11:22 AM

'The Milly Project' film premieres in St. Louis

The Missouri Bar Young Lawyers’ Section (YLS) welcomed dozens of lawyers and law students to Saint Louis University School of Law Tuesday for the premiere of “The Milly Project,” an award-winning film adaption of a play that tells the true story of an enslaved woman named Milly Sawyers who fought for and legally won her freedom in Springfield before the Civil War.

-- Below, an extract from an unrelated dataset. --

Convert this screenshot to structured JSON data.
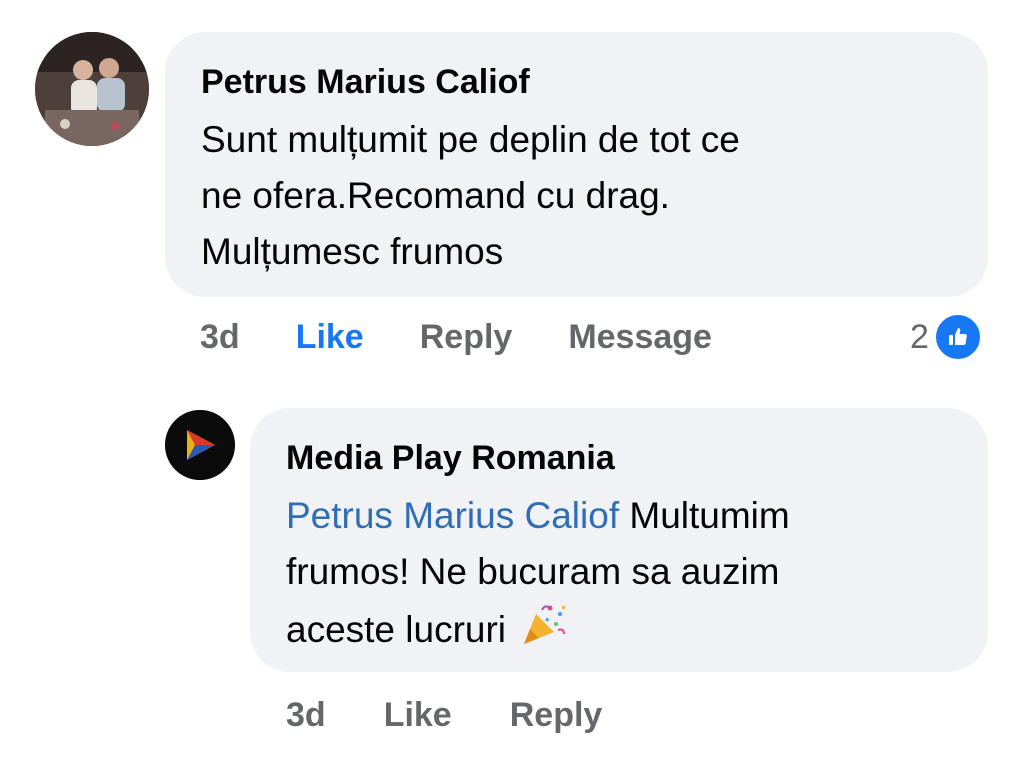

Written and directed by Kendra Chappell, “The Milly Project” details the struggles Sawyers faced while fighting for her freedom, using information from handwritten court manuscripts recently uncovered by local archivists. The film adaptation also describes the trials and tribulations Black residents in Springfield and across the country faced over hundreds of years. Click here to watch the film’s trailer. 

“‘The Milly Project’ reminds us why we got into this (industry) and that’s to fight injustice and to make sure that everyone – regardless of religion, race, orientation – has a voice and has an opportunity to be heard,” said Lauren Collins, immediate past chair of YLS.

Following the film, YLS hosted a panel discussion with Hon. David C. Mason, circuit judge with the 22nd Judicial Circuit Court, and Belinda Dantley, assistant dean for diversity, equity, and inclusion at Saint Louis University School of Law.  

It’s important to have diversity in law so lawyers and judges can listen to stories from people who have been marginalized and can help find solutions, Dantley said.

“Lawyers have the power and privilege to make a difference,” Dantley said. “When we see a law being unjust and see how it disproportionately impacts people, it’s our responsibility – with the privilege we have – to make some change.”

Mason first heard of Sawyers while he was researching information for the new Freedom Suits Memorial, unveiled Monday at the Civil Courts Building in downtown St. Louis. The monument honors the more than 300 Black Missourians who, over nearly six decades, fought for their freedom in the St. Louis circuit court.

Highlighting these stories can help lawyers identify their implicit biases and consciously take action to counteract those biases, Mason said. Lawyers need to speak out against discriminatory policies or actions, he added.

“As lawyers, you have to be brave,” he said.

YLS will show the new “The Milly Project” film 5:30-8 p.m. on Thursday, June 23, at Polsinelli Conference Center in Kansas City. The panelists at the Kansas City event are Hon. Jon R. Gray, former circuit judge for the 16th Judicial Circuit Court who currently works with Shook, Hardy & Bacon; Christa Moss, assistant U.S. attorney in Kansas City; and Jon Herbert, theatre director, producer, and program head at Ozarks Technical Community College. It offers 2.2 ethics and 2.2 elimination of bias credits. Register for the showing here.